------ SUPPLIED RECORDS ------
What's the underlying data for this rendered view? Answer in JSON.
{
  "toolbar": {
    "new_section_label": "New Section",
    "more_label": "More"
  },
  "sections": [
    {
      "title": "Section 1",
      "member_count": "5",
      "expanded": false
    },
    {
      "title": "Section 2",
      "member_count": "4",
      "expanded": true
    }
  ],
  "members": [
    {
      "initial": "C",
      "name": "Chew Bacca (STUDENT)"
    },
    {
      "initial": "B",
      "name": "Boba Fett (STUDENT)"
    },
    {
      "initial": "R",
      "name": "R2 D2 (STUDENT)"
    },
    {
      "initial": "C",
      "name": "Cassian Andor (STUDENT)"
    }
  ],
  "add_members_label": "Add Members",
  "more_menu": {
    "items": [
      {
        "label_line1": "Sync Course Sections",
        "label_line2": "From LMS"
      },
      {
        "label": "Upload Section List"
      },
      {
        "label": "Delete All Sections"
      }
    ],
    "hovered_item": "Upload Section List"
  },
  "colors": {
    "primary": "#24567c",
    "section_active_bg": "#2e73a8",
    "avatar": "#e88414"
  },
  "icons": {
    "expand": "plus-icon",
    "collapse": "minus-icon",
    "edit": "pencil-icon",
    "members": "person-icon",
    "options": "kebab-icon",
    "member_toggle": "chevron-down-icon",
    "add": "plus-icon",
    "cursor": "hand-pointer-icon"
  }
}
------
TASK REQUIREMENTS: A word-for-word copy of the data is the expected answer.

COMPLETED TASK:
What's the underlying data for this rendered view? Answer in JSON.
{
  "toolbar": {
    "new_section_label": "New Section",
    "more_label": "More"
  },
  "sections": [
    {
      "title": "Section 1",
      "member_count": "5",
      "expanded": false
    },
    {
      "title": "Section 2",
      "member_count": "4",
      "expanded": true
    }
  ],
  "members": [
    {
      "initial": "C",
      "name": "Chew Bacca (STUDENT)"
    },
    {
      "initial": "B",
      "name": "Boba Fett (STUDENT)"
    },
    {
      "initial": "R",
      "name": "R2 D2 (STUDENT)"
    },
    {
      "initial": "C",
      "name": "Cassian Andor (STUDENT)"
    }
  ],
  "add_members_label": "Add Members",
  "more_menu": {
    "items": [
      {
        "label_line1": "Sync Course Sections",
        "label_line2": "From LMS"
      },
      {
        "label": "Upload Section List"
      },
      {
        "label": "Delete All Sections"
      }
    ],
    "hovered_item": "Upload Section List"
  },
  "colors": {
    "primary": "#24567c",
    "section_active_bg": "#2e73a8",
    "avatar": "#e88414"
  },
  "icons": {
    "expand": "plus-icon",
    "collapse": "minus-icon",
    "edit": "pencil-icon",
    "members": "person-icon",
    "options": "kebab-icon",
    "member_toggle": "chevron-down-icon",
    "add": "plus-icon",
    "cursor": "hand-pointer-icon"
  }
}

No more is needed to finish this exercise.